There are 2 ways that I know about validating an SSL certificate:
1 – Generate a root certificate in DER format (somehow tricky)
2 – Copying the SHA1 hash from the browser certificate details (easier)
… and as we are mostly lazy developers we will go for the number 2
DER format into hexa
In this example, we will generate the code to validate https:://api.github.com
In the address bar, to the left of the URL, click on the circled ‘i’ icon for more information.
Click on the ‘>’ icon.
Click on “More Information” button at the bottom of the window.
In the new window titled Page Info – https://api.github.com, click on the “View Certificate” button. In the “Certificate Viewer” window, click on the “Details” tab.
In the “Certificate Hierarchy” top window pane click on “DigiCert High Assurance EV Root CA” so it is highlighted.
Click on the “Export…” button at the bottom of the page.
At the bottom of the page select “X.509 Certificate (DER)” format then click on Save.
Use your favorite program to convert the binary DER format to ASCII. Here is what I do in Ubuntu:
$ xxd -i DigiCertHighAssuranceEVRootCA.crt.der >cacert.h
Edit cacert.h to add PROGMEM and const keywords like in this ESP8266 example
Using a SHA1 hash
Well this one is the most easier and the one I use. Repeating the first steps of the first option, in the first window that you see the certificate information there is the SHA1 hash at the bottom.
So the trick is to simply copy it and for api.github.com is:
Open it in any text editor and replace the “:” for ” ” spaces to paste it in the firgerprint variable declaration:
const char* fingerprint = “5F F1 60 31 09 04 3E F2 90 D2 B0 8A 50 38 04 E8 37 9F BC 76”;
Here you can see an example that is ready to compile and test
And since I’m really lazy to delete this Gutenberg demo of WordPress new editor I will leave the rest here. In resume, in this new editor pressing (+) you can add anything you want in the world. And it would be even cooler if they add a magical (-) button so you can remove the content with the same ease as adding it.
The rest comes from the new editor bells & whistles and it’s not of my writing
Imagine everything that WordPress can do is available to you quickly and in the same place on the interface. No need to figure out HTML tags, classes, or remember complicated shortcode syntax. That’s the spirit behind the inserter—the
(+) button you’ll see around the editor—which allows you to browse all available content blocks and add them into your post. Plugins and themes are able to register their own, opening up all sort of possibilities for rich editing and publishing.
Go give it a try, you may discover things WordPress can already add into your posts that you didn’t know about. Here’s a short list of what you can currently find there:
- Text & Headings
- Images & Videos
- Embeds, like YouTube, Tweets, or other WordPress posts.
- Layout blocks, like Buttons, Hero Images, Separators, etc.
- And Lists like this one of course :)
A huge benefit of blocks is that you can edit them in place and manipulate your content directly. Instead of having fields for editing things like the source of a quote, or the text of a button, you can directly change the content. Try editing the following quote:

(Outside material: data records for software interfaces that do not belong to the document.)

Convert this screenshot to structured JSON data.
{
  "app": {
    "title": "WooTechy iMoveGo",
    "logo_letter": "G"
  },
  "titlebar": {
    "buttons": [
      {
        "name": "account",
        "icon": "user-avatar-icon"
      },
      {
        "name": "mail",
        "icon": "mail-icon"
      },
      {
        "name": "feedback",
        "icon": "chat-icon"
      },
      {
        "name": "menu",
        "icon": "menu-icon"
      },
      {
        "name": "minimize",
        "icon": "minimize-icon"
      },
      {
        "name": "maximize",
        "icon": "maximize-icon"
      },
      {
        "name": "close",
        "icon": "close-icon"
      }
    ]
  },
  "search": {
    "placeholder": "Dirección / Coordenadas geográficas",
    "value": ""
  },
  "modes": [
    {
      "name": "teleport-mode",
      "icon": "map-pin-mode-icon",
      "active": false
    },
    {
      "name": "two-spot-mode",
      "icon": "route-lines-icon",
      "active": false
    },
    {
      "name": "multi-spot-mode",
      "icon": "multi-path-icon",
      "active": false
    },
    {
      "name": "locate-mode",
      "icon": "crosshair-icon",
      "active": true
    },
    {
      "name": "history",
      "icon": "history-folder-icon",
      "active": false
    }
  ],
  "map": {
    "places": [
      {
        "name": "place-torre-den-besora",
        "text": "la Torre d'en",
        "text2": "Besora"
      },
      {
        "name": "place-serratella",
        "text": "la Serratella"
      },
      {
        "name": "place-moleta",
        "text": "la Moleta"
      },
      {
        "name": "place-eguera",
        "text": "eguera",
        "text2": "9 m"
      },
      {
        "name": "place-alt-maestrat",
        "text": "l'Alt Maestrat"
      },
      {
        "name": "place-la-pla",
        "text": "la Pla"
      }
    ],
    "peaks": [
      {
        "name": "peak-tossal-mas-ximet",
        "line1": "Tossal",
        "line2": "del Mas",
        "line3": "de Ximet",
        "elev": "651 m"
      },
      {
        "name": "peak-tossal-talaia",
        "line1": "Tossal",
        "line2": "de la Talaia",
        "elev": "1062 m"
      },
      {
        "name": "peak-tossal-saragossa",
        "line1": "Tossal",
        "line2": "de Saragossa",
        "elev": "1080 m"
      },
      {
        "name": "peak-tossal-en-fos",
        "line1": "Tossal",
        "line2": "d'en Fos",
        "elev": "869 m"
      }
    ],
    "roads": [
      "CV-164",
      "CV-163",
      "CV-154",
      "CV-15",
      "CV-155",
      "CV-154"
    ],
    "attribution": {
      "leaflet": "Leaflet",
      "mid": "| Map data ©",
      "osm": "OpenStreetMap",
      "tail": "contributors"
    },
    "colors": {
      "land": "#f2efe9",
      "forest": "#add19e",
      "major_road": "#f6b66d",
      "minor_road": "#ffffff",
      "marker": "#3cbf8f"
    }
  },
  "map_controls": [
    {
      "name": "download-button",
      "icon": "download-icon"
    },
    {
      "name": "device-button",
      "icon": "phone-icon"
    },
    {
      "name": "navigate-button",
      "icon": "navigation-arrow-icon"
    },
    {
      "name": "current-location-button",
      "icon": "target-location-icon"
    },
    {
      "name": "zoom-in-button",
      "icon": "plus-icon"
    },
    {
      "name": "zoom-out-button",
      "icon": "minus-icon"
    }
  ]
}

The editor will endeavor to create a new page and post building experience that makes writing rich posts effortless, and has “blocks” to make it easy what today might take shortcodes, custom HTML, or “mystery meat” embed discovery.Matt Mullenweg, 2017
The information corresponding to the source of the quote is a separate text field, similar to captions under images, so the structure of the quote is protected even if you select, modify, or remove the source. It’s always easy to add it back.
Blocks can be anything you need. For instance, you may want to add a subdued quote as part of the composition of your text, or you may prefer to display a giant stylized one. All of these options are available in the inserter.
You can change the amount of columns in your galleries by dragging a slider in the block inspector in the sidebar.
If you combine the new wide and full-wide alignments with galleries, you can create a very media rich layout, very quickly:
Sure, the full-wide image can be pretty big. But sometimes the image is worth it.
The above is a gallery with just two images. It’s an easier way to create visually appealing layouts, without having to deal with floats. You can also easily convert the gallery back to individual images again, by using the block switcher.
Any block can opt into these alignments. The embed block has them also, and is responsive out of the box:
You can build any block you like, static or dynamic, decorative or plain. Here’s a pullquote block:
Code is PoetryThe WordPress community
If you want to learn more about how to build additional blocks, or if you are interested in helping with the project, head over to the GitHub repository.
Thanks for testing Gutenberg!